_Task to complete_
Copy every line of the entries that has the string "text" in it.

_Exercise data_

====

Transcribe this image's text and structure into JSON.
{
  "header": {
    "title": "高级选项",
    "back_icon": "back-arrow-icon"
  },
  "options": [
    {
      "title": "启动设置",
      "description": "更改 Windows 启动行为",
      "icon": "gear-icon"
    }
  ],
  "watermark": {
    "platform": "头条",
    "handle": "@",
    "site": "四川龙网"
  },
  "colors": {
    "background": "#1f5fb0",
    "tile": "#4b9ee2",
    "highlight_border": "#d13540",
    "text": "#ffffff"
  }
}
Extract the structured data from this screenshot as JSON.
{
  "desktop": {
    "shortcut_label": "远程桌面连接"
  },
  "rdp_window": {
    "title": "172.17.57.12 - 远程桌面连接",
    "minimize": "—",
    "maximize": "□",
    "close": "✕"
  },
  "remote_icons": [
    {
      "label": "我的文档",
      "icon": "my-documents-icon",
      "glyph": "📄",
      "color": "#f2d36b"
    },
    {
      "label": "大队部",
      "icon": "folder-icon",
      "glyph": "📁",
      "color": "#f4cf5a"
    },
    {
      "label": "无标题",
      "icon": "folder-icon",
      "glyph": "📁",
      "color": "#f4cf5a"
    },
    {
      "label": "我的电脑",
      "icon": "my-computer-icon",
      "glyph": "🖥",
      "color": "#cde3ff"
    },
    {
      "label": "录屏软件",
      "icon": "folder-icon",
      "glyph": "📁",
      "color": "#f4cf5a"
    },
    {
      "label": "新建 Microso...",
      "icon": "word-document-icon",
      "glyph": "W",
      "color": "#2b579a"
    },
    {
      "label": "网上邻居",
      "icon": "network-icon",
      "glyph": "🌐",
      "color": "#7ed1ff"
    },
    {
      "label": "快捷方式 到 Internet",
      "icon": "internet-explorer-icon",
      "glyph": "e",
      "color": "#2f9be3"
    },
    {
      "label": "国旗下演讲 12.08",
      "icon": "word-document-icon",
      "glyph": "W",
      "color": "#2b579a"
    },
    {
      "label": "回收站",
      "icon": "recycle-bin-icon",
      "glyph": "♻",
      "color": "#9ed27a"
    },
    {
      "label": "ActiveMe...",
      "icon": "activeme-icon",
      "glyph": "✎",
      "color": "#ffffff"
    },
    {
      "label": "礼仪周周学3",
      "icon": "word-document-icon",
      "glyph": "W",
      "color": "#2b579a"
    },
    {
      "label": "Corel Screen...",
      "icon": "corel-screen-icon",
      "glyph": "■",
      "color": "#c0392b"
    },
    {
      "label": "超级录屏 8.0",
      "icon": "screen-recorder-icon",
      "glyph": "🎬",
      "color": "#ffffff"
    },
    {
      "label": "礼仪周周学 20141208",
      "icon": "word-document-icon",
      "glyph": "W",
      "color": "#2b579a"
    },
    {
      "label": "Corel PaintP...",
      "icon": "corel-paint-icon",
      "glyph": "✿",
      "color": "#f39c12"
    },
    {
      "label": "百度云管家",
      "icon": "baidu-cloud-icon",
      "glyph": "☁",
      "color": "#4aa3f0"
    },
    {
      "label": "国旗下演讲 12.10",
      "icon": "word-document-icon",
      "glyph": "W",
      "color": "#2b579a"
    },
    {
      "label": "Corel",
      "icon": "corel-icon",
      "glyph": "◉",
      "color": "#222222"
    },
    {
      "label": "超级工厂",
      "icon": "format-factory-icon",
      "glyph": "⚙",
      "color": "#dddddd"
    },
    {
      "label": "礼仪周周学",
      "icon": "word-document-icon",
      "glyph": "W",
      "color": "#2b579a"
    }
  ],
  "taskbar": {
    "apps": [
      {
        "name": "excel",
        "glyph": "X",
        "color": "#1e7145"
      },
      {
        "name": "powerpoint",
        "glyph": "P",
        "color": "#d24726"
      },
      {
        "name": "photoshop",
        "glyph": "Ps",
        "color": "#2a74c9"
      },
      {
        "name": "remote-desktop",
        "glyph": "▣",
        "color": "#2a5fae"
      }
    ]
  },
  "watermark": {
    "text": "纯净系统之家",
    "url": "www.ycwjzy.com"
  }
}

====

_Task result_
Transcribe this image's text and structure into JSON.
    "text": "#ffffff"
    "text": "纯净系统之家",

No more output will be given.